__What the exercise asks__. Your answer must be the exact lines from the one with "Enumerate this screenshot's" to the end of the data, both included, with no pictures.

__Input data__.
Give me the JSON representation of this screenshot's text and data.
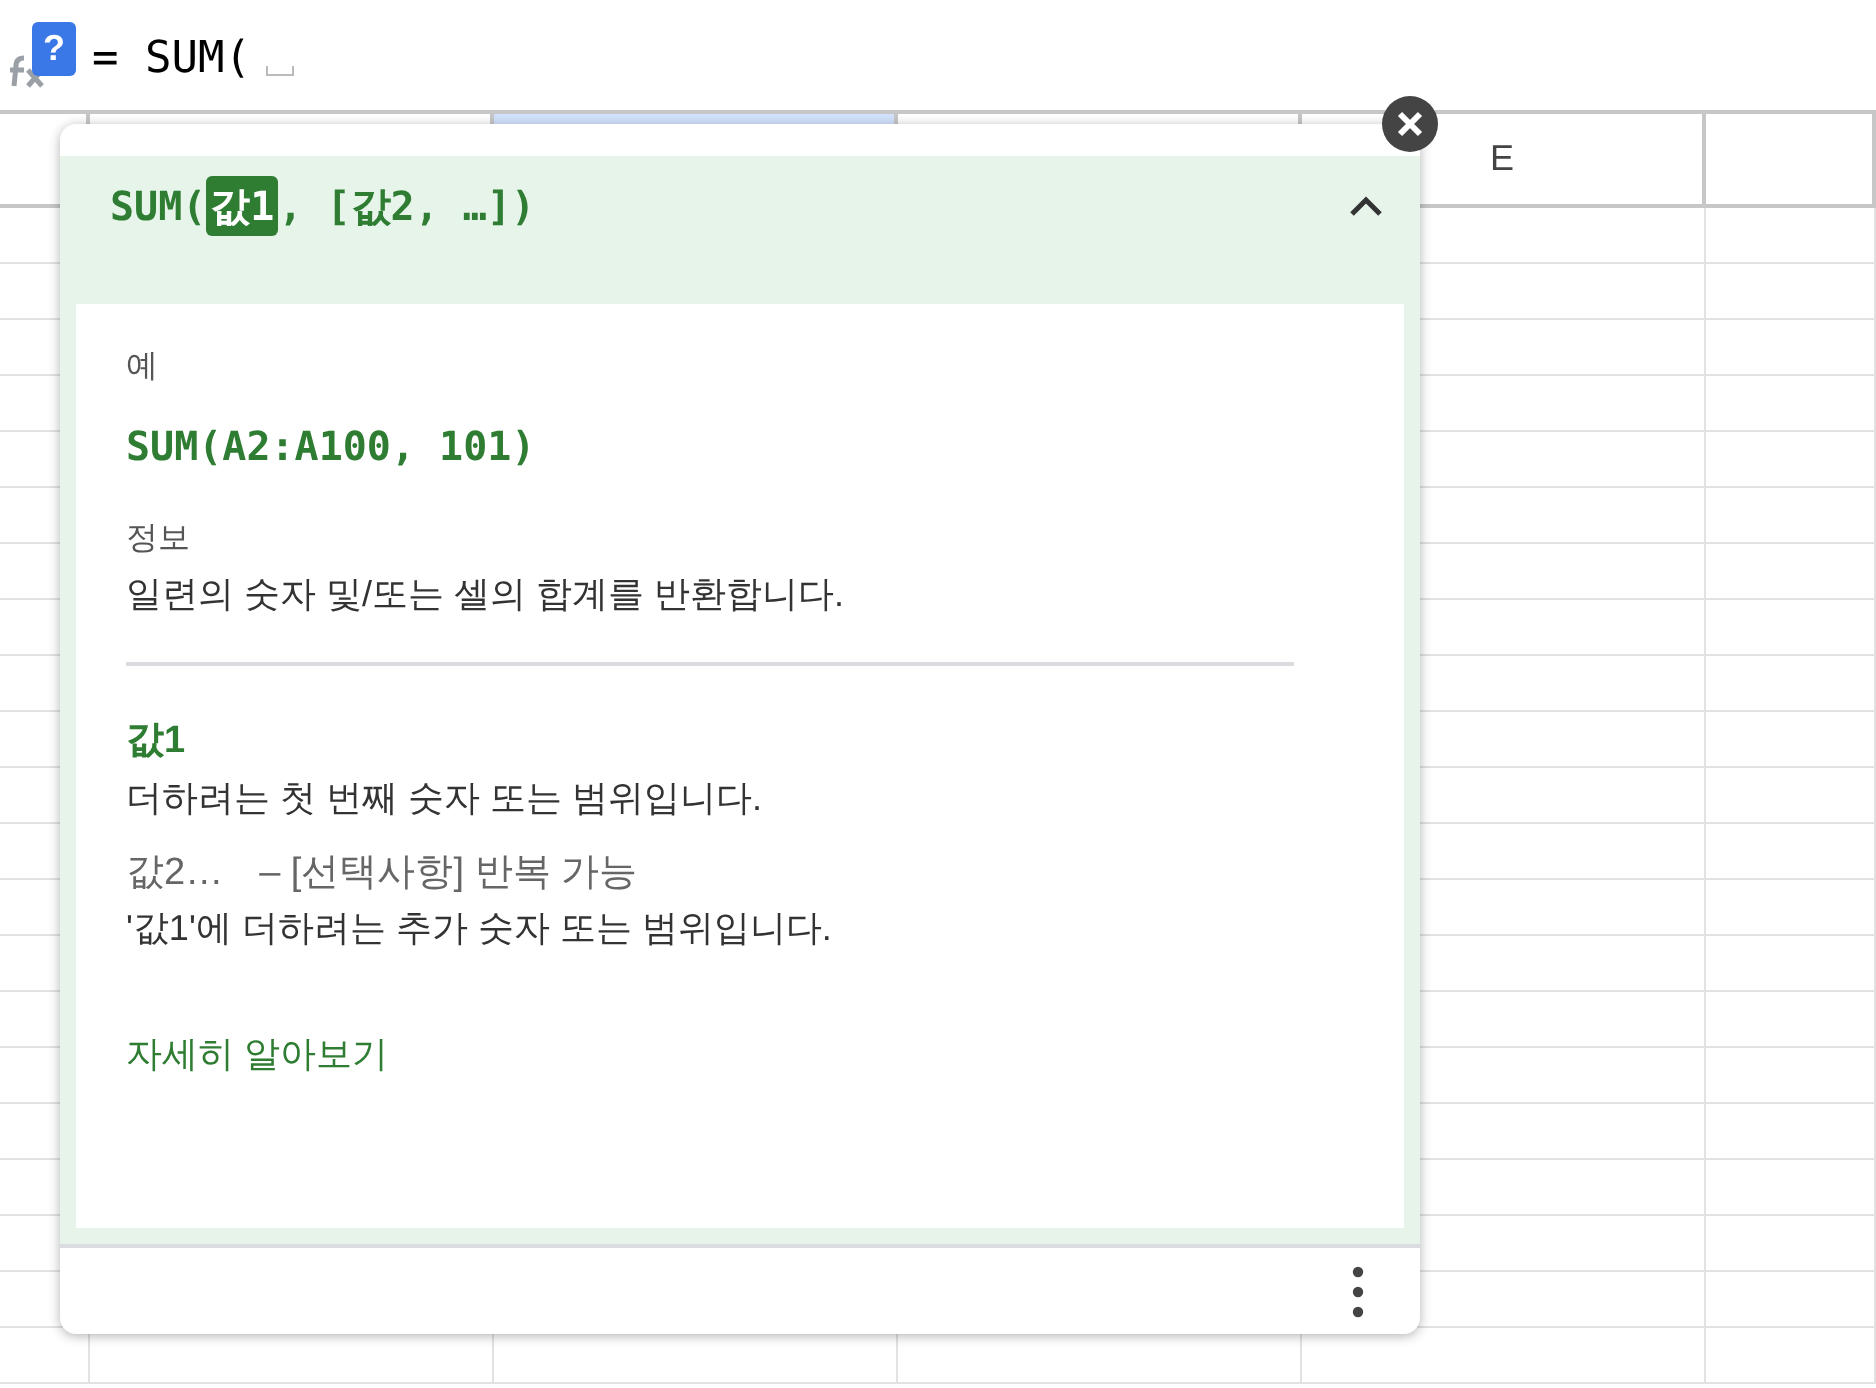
{
  "formula_bar": {
    "help_badge": "?",
    "formula": "= SUM("
  },
  "column_header": "E",
  "popup": {
    "expanded": true,
    "signature": {
      "open": "SUM(",
      "separator": ",",
      "close": ")",
      "params": [
        {
          "text": "값1",
          "selected": true
        },
        {
          "text": "[값2, …]",
          "selected": false
        }
      ]
    },
    "example_label": "예",
    "example": "SUM(A2:A100, 101)",
    "info_label": "정보",
    "info": "일련의 숫자 및/또는 셀의 합계를 반환합니다.",
    "arguments": [
      {
        "name": "값1",
        "selected": true,
        "description": "더하려는 첫 번째 숫자 또는 범위입니다."
      },
      {
        "name": "값2…",
        "note": "– [선택사항] 반복 가능",
        "selected": false,
        "description": "'값1'에 더하려는 추가 숫자 또는 범위입니다."
      }
    ],
    "learn_more": "자세히 알아보기"
  }
}
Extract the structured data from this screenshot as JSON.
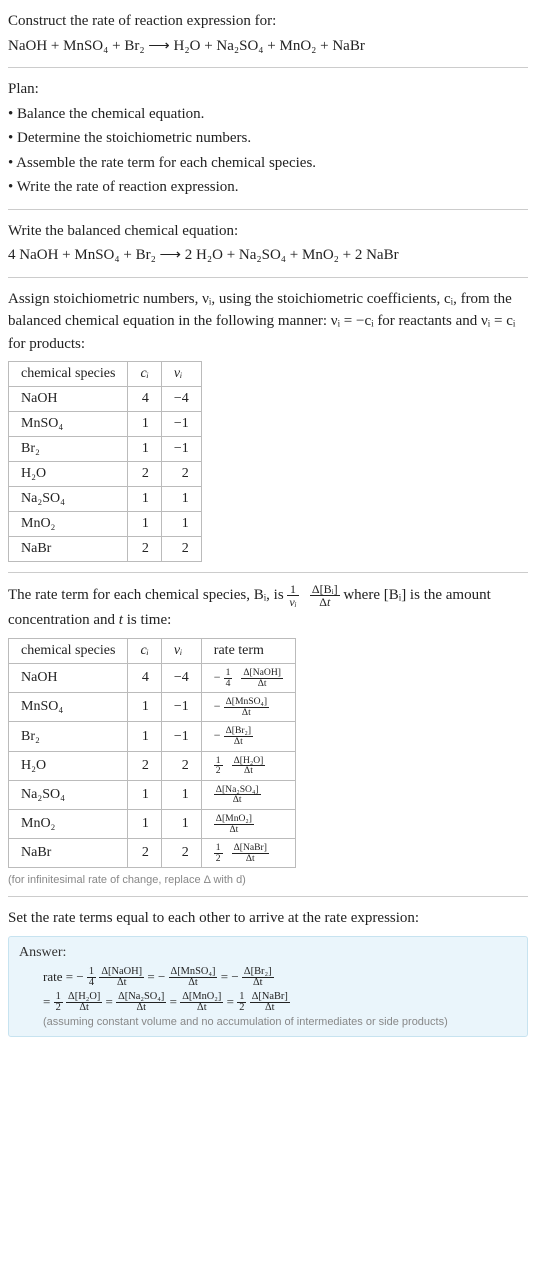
{
  "intro": {
    "prompt": "Construct the rate of reaction expression for:",
    "equation_lhs": "NaOH + MnSO",
    "equation_rhs_full": "NaOH + MnSO₄ + Br₂  ⟶  H₂O + Na₂SO₄ + MnO₂ + NaBr"
  },
  "plan": {
    "heading": "Plan:",
    "items": [
      "• Balance the chemical equation.",
      "• Determine the stoichiometric numbers.",
      "• Assemble the rate term for each chemical species.",
      "• Write the rate of reaction expression."
    ]
  },
  "balanced": {
    "heading": "Write the balanced chemical equation:",
    "equation": "4 NaOH + MnSO₄ + Br₂  ⟶  2 H₂O + Na₂SO₄ + MnO₂ + 2 NaBr"
  },
  "assign": {
    "text": "Assign stoichiometric numbers, νᵢ, using the stoichiometric coefficients, cᵢ, from the balanced chemical equation in the following manner: νᵢ = −cᵢ for reactants and νᵢ = cᵢ for products:"
  },
  "table1": {
    "headers": [
      "chemical species",
      "cᵢ",
      "νᵢ"
    ],
    "rows": [
      {
        "species": "NaOH",
        "c": "4",
        "v": "−4"
      },
      {
        "species": "MnSO₄",
        "c": "1",
        "v": "−1"
      },
      {
        "species": "Br₂",
        "c": "1",
        "v": "−1"
      },
      {
        "species": "H₂O",
        "c": "2",
        "v": "2"
      },
      {
        "species": "Na₂SO₄",
        "c": "1",
        "v": "1"
      },
      {
        "species": "MnO₂",
        "c": "1",
        "v": "1"
      },
      {
        "species": "NaBr",
        "c": "2",
        "v": "2"
      }
    ]
  },
  "rateterm_intro": {
    "prefix": "The rate term for each chemical species, Bᵢ, is ",
    "mid": " where [Bᵢ] is the amount concentration and ",
    "tvar": "t",
    "suffix": " is time:"
  },
  "table2": {
    "headers": [
      "chemical species",
      "cᵢ",
      "νᵢ",
      "rate term"
    ],
    "rows": [
      {
        "species": "NaOH",
        "c": "4",
        "v": "−4",
        "term_prefix": "−",
        "term_frac1_top": "1",
        "term_frac1_bot": "4",
        "term_frac2_top": "Δ[NaOH]",
        "term_frac2_bot": "Δt"
      },
      {
        "species": "MnSO₄",
        "c": "1",
        "v": "−1",
        "term_prefix": "−",
        "term_frac1_top": "",
        "term_frac1_bot": "",
        "term_frac2_top": "Δ[MnSO₄]",
        "term_frac2_bot": "Δt"
      },
      {
        "species": "Br₂",
        "c": "1",
        "v": "−1",
        "term_prefix": "−",
        "term_frac1_top": "",
        "term_frac1_bot": "",
        "term_frac2_top": "Δ[Br₂]",
        "term_frac2_bot": "Δt"
      },
      {
        "species": "H₂O",
        "c": "2",
        "v": "2",
        "term_prefix": "",
        "term_frac1_top": "1",
        "term_frac1_bot": "2",
        "term_frac2_top": "Δ[H₂O]",
        "term_frac2_bot": "Δt"
      },
      {
        "species": "Na₂SO₄",
        "c": "1",
        "v": "1",
        "term_prefix": "",
        "term_frac1_top": "",
        "term_frac1_bot": "",
        "term_frac2_top": "Δ[Na₂SO₄]",
        "term_frac2_bot": "Δt"
      },
      {
        "species": "MnO₂",
        "c": "1",
        "v": "1",
        "term_prefix": "",
        "term_frac1_top": "",
        "term_frac1_bot": "",
        "term_frac2_top": "Δ[MnO₂]",
        "term_frac2_bot": "Δt"
      },
      {
        "species": "NaBr",
        "c": "2",
        "v": "2",
        "term_prefix": "",
        "term_frac1_top": "1",
        "term_frac1_bot": "2",
        "term_frac2_top": "Δ[NaBr]",
        "term_frac2_bot": "Δt"
      }
    ],
    "note": "(for infinitesimal rate of change, replace Δ with d)"
  },
  "final": {
    "heading": "Set the rate terms equal to each other to arrive at the rate expression:"
  },
  "answer": {
    "label": "Answer:",
    "line1_prefix": "rate = −",
    "eq": " = ",
    "minus": "−",
    "f_1_4_top": "1",
    "f_1_4_bot": "4",
    "f_1_2_top": "1",
    "f_1_2_bot": "2",
    "d_naoh_top": "Δ[NaOH]",
    "d_naoh_bot": "Δt",
    "d_mnso4_top": "Δ[MnSO₄]",
    "d_mnso4_bot": "Δt",
    "d_br2_top": "Δ[Br₂]",
    "d_br2_bot": "Δt",
    "d_h2o_top": "Δ[H₂O]",
    "d_h2o_bot": "Δt",
    "d_na2so4_top": "Δ[Na₂SO₄]",
    "d_na2so4_bot": "Δt",
    "d_mno2_top": "Δ[MnO₂]",
    "d_mno2_bot": "Δt",
    "d_nabr_top": "Δ[NaBr]",
    "d_nabr_bot": "Δt",
    "line2_prefix": "= ",
    "note": "(assuming constant volume and no accumulation of intermediates or side products)"
  },
  "chart_data": {
    "type": "table",
    "tables": [
      {
        "title": "stoichiometric numbers",
        "columns": [
          "chemical species",
          "cᵢ",
          "νᵢ"
        ],
        "rows": [
          [
            "NaOH",
            4,
            -4
          ],
          [
            "MnSO₄",
            1,
            -1
          ],
          [
            "Br₂",
            1,
            -1
          ],
          [
            "H₂O",
            2,
            2
          ],
          [
            "Na₂SO₄",
            1,
            1
          ],
          [
            "MnO₂",
            1,
            1
          ],
          [
            "NaBr",
            2,
            2
          ]
        ]
      },
      {
        "title": "rate terms",
        "columns": [
          "chemical species",
          "cᵢ",
          "νᵢ",
          "rate term"
        ],
        "rows": [
          [
            "NaOH",
            4,
            -4,
            "-(1/4) Δ[NaOH]/Δt"
          ],
          [
            "MnSO₄",
            1,
            -1,
            "-Δ[MnSO₄]/Δt"
          ],
          [
            "Br₂",
            1,
            -1,
            "-Δ[Br₂]/Δt"
          ],
          [
            "H₂O",
            2,
            2,
            "(1/2) Δ[H₂O]/Δt"
          ],
          [
            "Na₂SO₄",
            1,
            1,
            "Δ[Na₂SO₄]/Δt"
          ],
          [
            "MnO₂",
            1,
            1,
            "Δ[MnO₂]/Δt"
          ],
          [
            "NaBr",
            2,
            2,
            "(1/2) Δ[NaBr]/Δt"
          ]
        ]
      }
    ]
  }
}
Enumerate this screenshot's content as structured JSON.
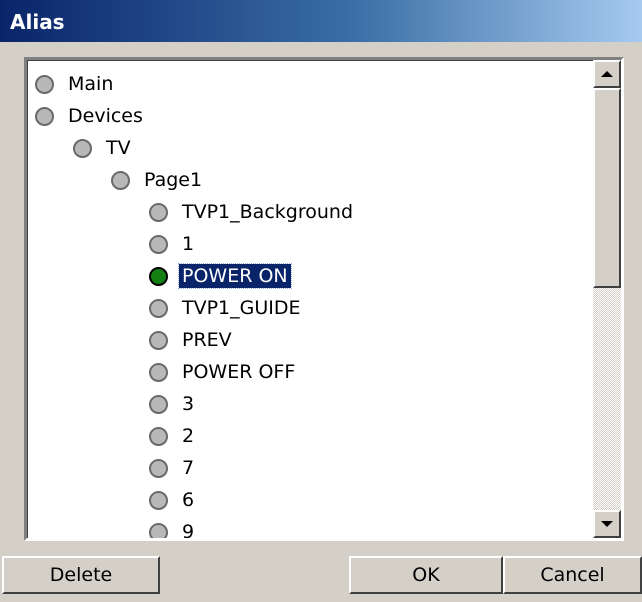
{
  "window": {
    "title": "Alias"
  },
  "tree": {
    "items": [
      {
        "label": "Main",
        "level": 0
      },
      {
        "label": "Devices",
        "level": 0
      },
      {
        "label": "TV",
        "level": 1
      },
      {
        "label": "Page1",
        "level": 2
      },
      {
        "label": "TVP1_Background",
        "level": 3
      },
      {
        "label": "1",
        "level": 3
      },
      {
        "label": "POWER ON",
        "level": 3,
        "selected": true,
        "active": true
      },
      {
        "label": "TVP1_GUIDE",
        "level": 3
      },
      {
        "label": "PREV",
        "level": 3
      },
      {
        "label": "POWER OFF",
        "level": 3
      },
      {
        "label": "3",
        "level": 3
      },
      {
        "label": "2",
        "level": 3
      },
      {
        "label": "7",
        "level": 3
      },
      {
        "label": "6",
        "level": 3
      },
      {
        "label": "9",
        "level": 3
      }
    ]
  },
  "buttons": {
    "delete": "Delete",
    "ok": "OK",
    "cancel": "Cancel"
  },
  "colors": {
    "active_node": "#128012",
    "selection": "#0a246a",
    "titlebar": "#0a246a"
  },
  "icons": {
    "node": "circle-node-icon",
    "scroll_up": "arrow-up-icon",
    "scroll_down": "arrow-down-icon"
  }
}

__Exercise answer__.
Enumerate this screenshot's content as structured JSON.
{
  "window": {
    "title": "Alias"
  },
  "tree": {
    "items": [
      {
        "label": "Main",
        "level": 0
      },
      {
        "label": "Devices",
        "level": 0
      },
      {
        "label": "TV",
        "level": 1
      },
      {
        "label": "Page1",
        "level": 2
      },
      {
        "label": "TVP1_Background",
        "level": 3
      },
      {
        "label": "1",
        "level": 3
      },
      {
        "label": "POWER ON",
        "level": 3,
        "selected": true,
        "active": true
      },
      {
        "label": "TVP1_GUIDE",
        "level": 3
      },
      {
        "label": "PREV",
        "level": 3
      },
      {
        "label": "POWER OFF",
        "level": 3
      },
      {
        "label": "3",
        "level": 3
      },
      {
        "label": "2",
        "level": 3
      },
      {
        "label": "7",
        "level": 3
      },
      {
        "label": "6",
        "level": 3
      },
      {
        "label": "9",
        "level": 3
      }
    ]
  },
  "buttons": {
    "delete": "Delete",
    "ok": "OK",
    "cancel": "Cancel"
  },
  "colors": {
    "active_node": "#128012",
    "selection": "#0a246a",
    "titlebar": "#0a246a"
  },
  "icons": {
    "node": "circle-node-icon",
    "scroll_up": "arrow-up-icon",
    "scroll_down": "arrow-down-icon"
  }
}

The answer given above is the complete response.